» **WORK REQUIRED**
For each line below that contains the string "Autorefractor", copy that line.
+ + +
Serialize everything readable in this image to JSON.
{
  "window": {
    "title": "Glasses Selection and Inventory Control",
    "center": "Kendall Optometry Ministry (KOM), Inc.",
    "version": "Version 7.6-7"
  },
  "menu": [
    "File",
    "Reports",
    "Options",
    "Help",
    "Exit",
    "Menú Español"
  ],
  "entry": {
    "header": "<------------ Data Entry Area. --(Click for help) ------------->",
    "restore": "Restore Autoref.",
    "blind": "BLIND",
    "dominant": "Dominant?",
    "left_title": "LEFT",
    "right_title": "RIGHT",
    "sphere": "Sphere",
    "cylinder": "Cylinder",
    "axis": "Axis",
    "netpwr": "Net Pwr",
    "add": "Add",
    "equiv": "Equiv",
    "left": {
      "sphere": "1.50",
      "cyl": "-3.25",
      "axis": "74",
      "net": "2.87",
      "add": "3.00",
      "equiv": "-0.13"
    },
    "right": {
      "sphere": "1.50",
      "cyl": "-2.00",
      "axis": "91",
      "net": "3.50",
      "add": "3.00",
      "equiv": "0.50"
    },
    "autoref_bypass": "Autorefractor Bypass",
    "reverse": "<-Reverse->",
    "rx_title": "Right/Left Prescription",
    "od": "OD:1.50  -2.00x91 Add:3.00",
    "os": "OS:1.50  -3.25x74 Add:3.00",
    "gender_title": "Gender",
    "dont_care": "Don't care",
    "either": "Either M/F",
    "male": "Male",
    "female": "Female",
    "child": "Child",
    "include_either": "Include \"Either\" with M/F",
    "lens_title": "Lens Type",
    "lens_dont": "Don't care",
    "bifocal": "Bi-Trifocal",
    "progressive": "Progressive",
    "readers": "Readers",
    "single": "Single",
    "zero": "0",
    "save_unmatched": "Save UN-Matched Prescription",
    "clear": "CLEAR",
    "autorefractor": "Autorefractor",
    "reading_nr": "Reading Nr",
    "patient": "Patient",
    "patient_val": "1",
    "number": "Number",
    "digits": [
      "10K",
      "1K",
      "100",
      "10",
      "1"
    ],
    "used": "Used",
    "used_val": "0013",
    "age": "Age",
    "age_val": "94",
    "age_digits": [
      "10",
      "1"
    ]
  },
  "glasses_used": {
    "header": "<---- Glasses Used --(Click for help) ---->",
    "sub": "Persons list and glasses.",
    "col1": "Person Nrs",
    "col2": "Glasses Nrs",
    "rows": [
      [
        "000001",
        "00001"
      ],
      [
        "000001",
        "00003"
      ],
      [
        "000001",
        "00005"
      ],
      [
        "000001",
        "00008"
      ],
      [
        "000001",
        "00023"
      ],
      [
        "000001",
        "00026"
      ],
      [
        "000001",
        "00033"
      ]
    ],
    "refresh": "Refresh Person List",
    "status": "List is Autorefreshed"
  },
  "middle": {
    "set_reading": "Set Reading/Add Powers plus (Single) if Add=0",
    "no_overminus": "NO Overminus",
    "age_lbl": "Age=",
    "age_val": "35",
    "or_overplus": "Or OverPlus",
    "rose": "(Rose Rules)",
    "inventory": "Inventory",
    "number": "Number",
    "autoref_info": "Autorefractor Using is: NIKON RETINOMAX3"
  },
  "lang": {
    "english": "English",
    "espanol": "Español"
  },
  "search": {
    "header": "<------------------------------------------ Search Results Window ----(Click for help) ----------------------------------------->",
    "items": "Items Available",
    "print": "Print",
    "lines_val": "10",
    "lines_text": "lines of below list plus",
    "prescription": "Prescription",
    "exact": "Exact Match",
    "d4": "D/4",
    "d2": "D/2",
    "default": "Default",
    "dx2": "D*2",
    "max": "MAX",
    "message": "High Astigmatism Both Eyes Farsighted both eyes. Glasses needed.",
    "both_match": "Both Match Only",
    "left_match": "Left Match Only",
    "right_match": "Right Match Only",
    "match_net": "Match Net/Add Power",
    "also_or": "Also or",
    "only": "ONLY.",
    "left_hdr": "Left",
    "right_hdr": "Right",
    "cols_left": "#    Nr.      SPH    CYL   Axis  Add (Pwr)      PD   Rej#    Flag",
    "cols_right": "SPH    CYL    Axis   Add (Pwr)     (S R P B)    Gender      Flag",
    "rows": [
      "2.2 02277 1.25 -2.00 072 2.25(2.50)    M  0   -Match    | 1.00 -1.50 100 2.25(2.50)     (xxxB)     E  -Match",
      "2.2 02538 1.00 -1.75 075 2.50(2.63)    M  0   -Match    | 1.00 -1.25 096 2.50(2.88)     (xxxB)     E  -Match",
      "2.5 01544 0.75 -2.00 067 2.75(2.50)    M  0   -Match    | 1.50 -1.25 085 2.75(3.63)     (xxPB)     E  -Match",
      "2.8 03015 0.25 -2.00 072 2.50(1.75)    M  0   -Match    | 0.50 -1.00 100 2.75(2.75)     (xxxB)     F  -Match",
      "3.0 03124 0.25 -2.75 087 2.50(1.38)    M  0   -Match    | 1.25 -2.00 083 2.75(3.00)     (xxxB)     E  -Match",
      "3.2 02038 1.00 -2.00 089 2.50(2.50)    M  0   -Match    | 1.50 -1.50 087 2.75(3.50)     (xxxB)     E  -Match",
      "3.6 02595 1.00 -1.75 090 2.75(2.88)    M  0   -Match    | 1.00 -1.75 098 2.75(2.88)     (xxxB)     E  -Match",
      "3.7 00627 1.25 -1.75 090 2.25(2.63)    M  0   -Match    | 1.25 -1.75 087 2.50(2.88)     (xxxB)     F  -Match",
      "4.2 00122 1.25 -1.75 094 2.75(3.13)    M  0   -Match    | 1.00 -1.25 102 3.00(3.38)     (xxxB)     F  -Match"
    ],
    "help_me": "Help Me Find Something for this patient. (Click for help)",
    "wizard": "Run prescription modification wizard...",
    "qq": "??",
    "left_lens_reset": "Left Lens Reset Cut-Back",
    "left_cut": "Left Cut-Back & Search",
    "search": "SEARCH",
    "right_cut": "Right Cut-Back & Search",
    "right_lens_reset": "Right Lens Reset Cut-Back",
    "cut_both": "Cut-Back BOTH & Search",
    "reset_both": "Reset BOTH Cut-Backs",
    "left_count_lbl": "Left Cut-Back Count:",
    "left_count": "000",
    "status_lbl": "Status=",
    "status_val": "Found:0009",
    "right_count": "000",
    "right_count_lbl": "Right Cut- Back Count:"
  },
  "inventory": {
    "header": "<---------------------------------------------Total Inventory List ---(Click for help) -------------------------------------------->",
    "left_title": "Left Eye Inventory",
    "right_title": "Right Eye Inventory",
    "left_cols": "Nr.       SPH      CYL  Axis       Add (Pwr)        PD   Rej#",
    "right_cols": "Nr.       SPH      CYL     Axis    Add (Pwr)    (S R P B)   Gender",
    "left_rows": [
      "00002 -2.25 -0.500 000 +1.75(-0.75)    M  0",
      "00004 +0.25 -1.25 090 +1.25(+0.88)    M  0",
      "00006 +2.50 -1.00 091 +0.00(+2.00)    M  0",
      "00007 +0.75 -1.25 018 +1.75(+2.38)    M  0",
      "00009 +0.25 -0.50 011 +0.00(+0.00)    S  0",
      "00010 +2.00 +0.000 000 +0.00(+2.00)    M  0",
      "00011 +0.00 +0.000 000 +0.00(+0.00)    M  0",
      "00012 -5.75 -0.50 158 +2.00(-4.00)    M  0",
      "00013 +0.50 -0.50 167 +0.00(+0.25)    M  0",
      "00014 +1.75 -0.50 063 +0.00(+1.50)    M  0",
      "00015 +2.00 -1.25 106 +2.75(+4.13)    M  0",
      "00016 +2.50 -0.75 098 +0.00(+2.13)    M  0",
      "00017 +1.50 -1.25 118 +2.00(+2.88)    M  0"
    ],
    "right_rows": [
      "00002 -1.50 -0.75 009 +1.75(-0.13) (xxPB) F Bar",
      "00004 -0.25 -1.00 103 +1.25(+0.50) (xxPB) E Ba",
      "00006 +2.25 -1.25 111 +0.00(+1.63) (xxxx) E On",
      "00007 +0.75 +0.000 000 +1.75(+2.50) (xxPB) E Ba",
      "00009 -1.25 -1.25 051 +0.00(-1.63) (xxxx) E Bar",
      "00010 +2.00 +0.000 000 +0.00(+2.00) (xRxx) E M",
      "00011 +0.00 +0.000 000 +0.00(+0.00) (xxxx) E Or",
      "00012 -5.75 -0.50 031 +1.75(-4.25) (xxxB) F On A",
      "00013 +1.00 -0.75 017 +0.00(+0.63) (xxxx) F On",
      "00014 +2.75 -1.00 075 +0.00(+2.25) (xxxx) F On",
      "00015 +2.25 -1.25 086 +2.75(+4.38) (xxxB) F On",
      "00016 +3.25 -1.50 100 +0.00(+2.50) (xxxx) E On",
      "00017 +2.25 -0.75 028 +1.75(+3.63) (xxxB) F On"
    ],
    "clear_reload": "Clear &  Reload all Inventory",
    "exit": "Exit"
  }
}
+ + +
» **WRITTEN REPLY**
    "autoref_bypass": "Autorefractor Bypass",
    "autorefractor": "Autorefractor",
    "autoref_info": "Autorefractor Using is: NIKON RETINOMAX3"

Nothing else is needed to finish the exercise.